Jack Muir, the son of disappointed parents, and reluctant employee of The Colonial Bank of Australia, is dispatched to the capital of a regional outpost, in an unnamed island somewhere to the north of Australia. Like the capital itself, the country’s highlands – to which Jack is subsequently demoted in further disgrace – have a familiar feel to them. One suspects, very strongly, that this place might be Papua New Guinea.
In 1968, the greater world is full of upheaval and protest, warring and lovemaking. Its events are a million miles away from Jack’s sleepy and complacent Perth. But on the island, Jack falls into his own kind of revolution as he is lured by the irresistible promises of a sometimes brutal hedonism: on the island Jack comes to lose (at last!) his virginity and many of his inhibitions.
But if Jack and his compatriots are there for sport, there are locals for whom the precipice of independence is a serious matter indeed. So Jack meets the beautiful, talented, and unattainable Margaret Baker, being groomed to assume her rightful place amongst the classes of educated and elite, and he meets George Kanluna, powerful and impressive, watching and waiting for the moment his country will seize independence.
To the Highlands is a book set in a time and a place where a clear-sighted interrogation of colonialism could scarcely be expected of the white people who worked within its system. Jack Muir comes to the island with no more insight than many of his contemporaries, but his growing discomfort in a murky moral terrain becomes a mirror for the relationship between two countries poised (though to varying degrees) on the verge of maturation.

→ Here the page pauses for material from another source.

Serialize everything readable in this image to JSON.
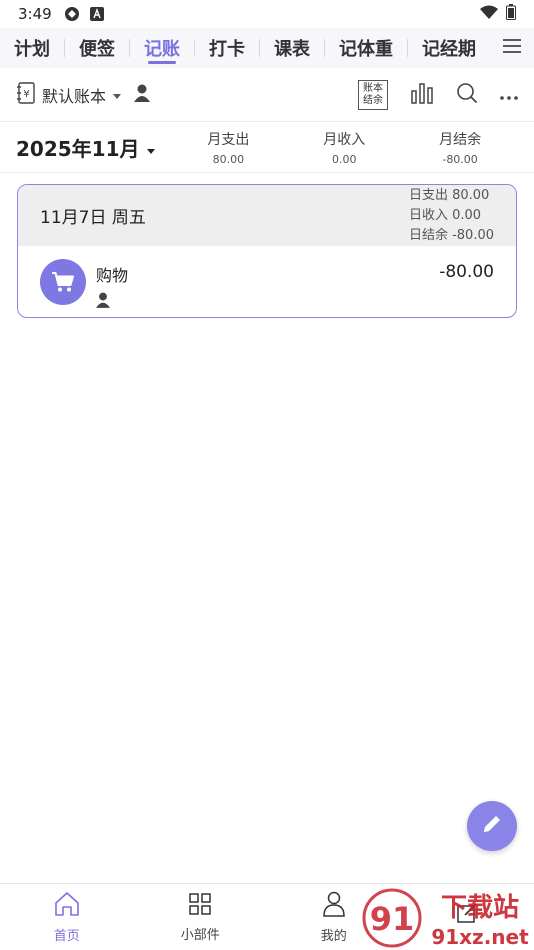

This novel is more than the story of one boy’s journey to man: it is an unflinching metaphor for a less than salutary chapter in Australia’s colonial history, laying bare, as it does, uncomfortable aspects our own national identity.